"This car is a spaceship," my son informed me, in the matter-of-fact tone he always uses when presenting knowledge imparted by commercials. I expect that he's somewhat outside the target demographic -- he's nine -- but his awareness is at least an indicator that Lincoln's message is filling the airwaves. And while that message is an obvious overstatement, the tech-laden MKS is undeniably the poster child for a big push underway at Lincoln, and parent company Ford as well. You'd be forgiving for thinking that CEO and recent Seattle transplant Alan Mulally had been plucked from Microsoft rather than Boeing.
Of course, the Microsoft-cobranded Sync system is on hand. It takes a couple minutes to connect your phone the first time, but afterwards it connects automatically. There sometimes is a bit of a delay in Sync-facilitated phone conversations, but even so, the hands-free calling feature works well enough that it ends up encouraging cell-phone use while driving -- probably not a great thing. There are no real downsides to the other techno-wonders: the rearview camera, the keyless ignition, the navigation system, the active cruise control with collision warning, and the automated park assist.

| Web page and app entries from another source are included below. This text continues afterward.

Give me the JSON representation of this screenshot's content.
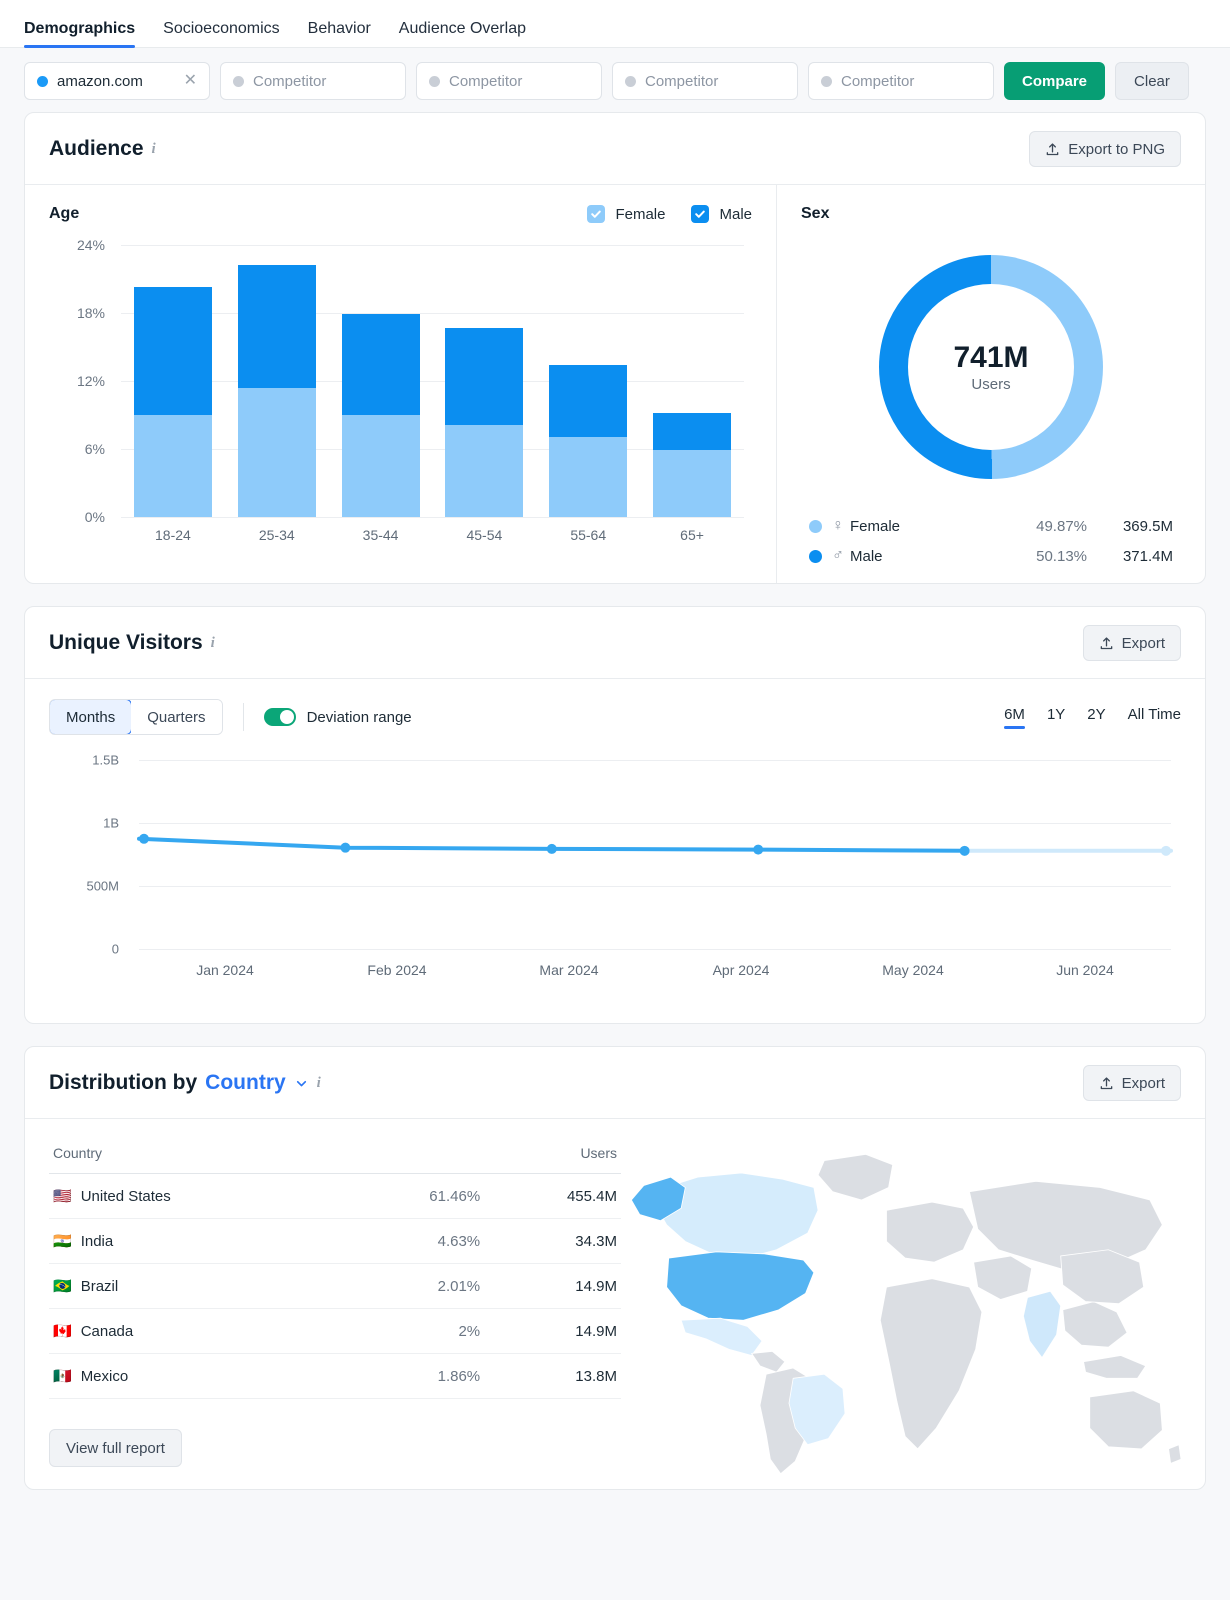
{
  "tabs": [
    {
      "label": "Demographics",
      "active": true
    },
    {
      "label": "Socioeconomics",
      "active": false
    },
    {
      "label": "Behavior",
      "active": false
    },
    {
      "label": "Audience Overlap",
      "active": false
    }
  ],
  "competitor_bar": {
    "chips": [
      {
        "value": "amazon.com",
        "filled": true
      },
      {
        "value": "Competitor",
        "filled": false
      },
      {
        "value": "Competitor",
        "filled": false
      },
      {
        "value": "Competitor",
        "filled": false
      },
      {
        "value": "Competitor",
        "filled": false
      }
    ],
    "compare_label": "Compare",
    "clear_label": "Clear"
  },
  "audience": {
    "title": "Audience",
    "export_label": "Export to PNG",
    "age": {
      "title": "Age",
      "legend": [
        {
          "label": "Female",
          "checked": true,
          "color": "#8ecbfa"
        },
        {
          "label": "Male",
          "checked": true,
          "color": "#0b8ef0"
        }
      ]
    },
    "sex": {
      "title": "Sex",
      "center_value": "741M",
      "center_label": "Users",
      "rows": [
        {
          "symbol": "♀",
          "name": "Female",
          "pct": "49.87%",
          "users": "369.5M",
          "color": "#8ecbfa"
        },
        {
          "symbol": "♂",
          "name": "Male",
          "pct": "50.13%",
          "users": "371.4M",
          "color": "#0b8ef0"
        }
      ]
    }
  },
  "unique_visitors": {
    "title": "Unique Visitors",
    "export_label": "Export",
    "granularity": [
      {
        "label": "Months",
        "selected": true
      },
      {
        "label": "Quarters",
        "selected": false
      }
    ],
    "deviation_label": "Deviation range",
    "deviation_on": true,
    "ranges": [
      {
        "label": "6M",
        "selected": true
      },
      {
        "label": "1Y",
        "selected": false
      },
      {
        "label": "2Y",
        "selected": false
      },
      {
        "label": "All Time",
        "selected": false
      }
    ]
  },
  "distribution": {
    "title_prefix": "Distribution by",
    "title_dim": "Country",
    "export_label": "Export",
    "columns": [
      "Country",
      "Users"
    ],
    "rows": [
      {
        "flag": "🇺🇸",
        "country": "United States",
        "pct": "61.46%",
        "users": "455.4M"
      },
      {
        "flag": "🇮🇳",
        "country": "India",
        "pct": "4.63%",
        "users": "34.3M"
      },
      {
        "flag": "🇧🇷",
        "country": "Brazil",
        "pct": "2.01%",
        "users": "14.9M"
      },
      {
        "flag": "🇨🇦",
        "country": "Canada",
        "pct": "2%",
        "users": "14.9M"
      },
      {
        "flag": "🇲🇽",
        "country": "Mexico",
        "pct": "1.86%",
        "users": "13.8M"
      }
    ],
    "view_full_report_label": "View full report"
  },
  "colors": {
    "female": "#8ecbfa",
    "male": "#0b8ef0",
    "accent": "#2a75f3",
    "green": "#079e74",
    "line": "#35a7f0",
    "line_forecast": "#cfe9fb"
  },
  "chart_data": [
    {
      "type": "bar",
      "id": "age-distribution",
      "title": "Age",
      "stacked": true,
      "categories": [
        "18-24",
        "25-34",
        "35-44",
        "45-54",
        "55-64",
        "65+"
      ],
      "series": [
        {
          "name": "Female",
          "color": "#8ecbfa",
          "values": [
            9.0,
            11.4,
            9.0,
            8.1,
            7.1,
            5.9
          ]
        },
        {
          "name": "Male",
          "color": "#0b8ef0",
          "values": [
            11.3,
            10.8,
            8.9,
            8.6,
            6.3,
            3.3
          ]
        }
      ],
      "totals": [
        20.3,
        22.2,
        17.9,
        16.7,
        13.4,
        9.2
      ],
      "ylabel": "",
      "xlabel": "",
      "ytick_labels": [
        "0%",
        "6%",
        "12%",
        "18%",
        "24%"
      ],
      "yticks": [
        0,
        6,
        12,
        18,
        24
      ],
      "ylim": [
        0,
        24
      ],
      "grid": true,
      "legend_position": "top-right"
    },
    {
      "type": "pie",
      "id": "sex-distribution",
      "title": "Sex",
      "donut": true,
      "center_value": "741M",
      "center_label": "Users",
      "labels": [
        "Female",
        "Male"
      ],
      "values": [
        49.87,
        50.13
      ],
      "absolute": [
        "369.5M",
        "371.4M"
      ],
      "colors": [
        "#8ecbfa",
        "#0b8ef0"
      ],
      "legend_position": "bottom"
    },
    {
      "type": "line",
      "id": "unique-visitors-trend",
      "title": "Unique Visitors",
      "x": [
        "Jan 2024",
        "Feb 2024",
        "Mar 2024",
        "Apr 2024",
        "May 2024",
        "Jun 2024"
      ],
      "series": [
        {
          "name": "Unique Visitors",
          "color": "#35a7f0",
          "values": [
            870000000,
            800000000,
            790000000,
            785000000,
            775000000,
            775000000
          ],
          "forecast_from_index": 4
        }
      ],
      "ytick_labels": [
        "0",
        "500M",
        "1B",
        "1.5B"
      ],
      "yticks": [
        0,
        500000000,
        1000000000,
        1500000000
      ],
      "ylim": [
        0,
        1500000000
      ],
      "xlabel": "",
      "ylabel": "",
      "grid": true,
      "legend_position": "none"
    },
    {
      "type": "table",
      "id": "country-distribution",
      "title": "Distribution by Country",
      "columns": [
        "Country",
        "%",
        "Users"
      ],
      "rows": [
        [
          "United States",
          "61.46%",
          "455.4M"
        ],
        [
          "India",
          "4.63%",
          "34.3M"
        ],
        [
          "Brazil",
          "2.01%",
          "14.9M"
        ],
        [
          "Canada",
          "2%",
          "14.9M"
        ],
        [
          "Mexico",
          "1.86%",
          "13.8M"
        ]
      ],
      "map_highlight": {
        "United States": "#55b4f2",
        "Canada": "#d5ecfc",
        "India": "#cfe8fb",
        "Brazil": "#dbeefd",
        "Mexico": "#dbeefd"
      }
    }
  ]
}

The last one may be little more than a novelty to those who live and work in the exurbs, where opportunities for parallel parking are few, but those who do have occasion to use it will find it works remarkably well. It scans for and finds the space, then you shift into reverse and work the pedals while it spins the wheel. It's far quicker and less fussy than the system on the Lexus LS.
The navigation system is also one of the best out there, and is able to incorporate weather and traffic info - although we found that its color-coded traffic info sometimes put a highly positive spin on things. We loved the ability to easily configure the large display to show a half-size map with satellite radio info on the other side, or a full-size map that still manages to squeeze in music info at the bottom.
The pre-collision warning system only kicked in once, and the huge, flashing red warning that appears in the windshield is pretty hard to miss. Similar to technology available in Lexus, Mercedes-Benz, Volvo, and others, it scans ahead to see if you're closing in fast on a car ahead; if so, it sounds a warning and pre-loads the brakes to shorten the stopping distance.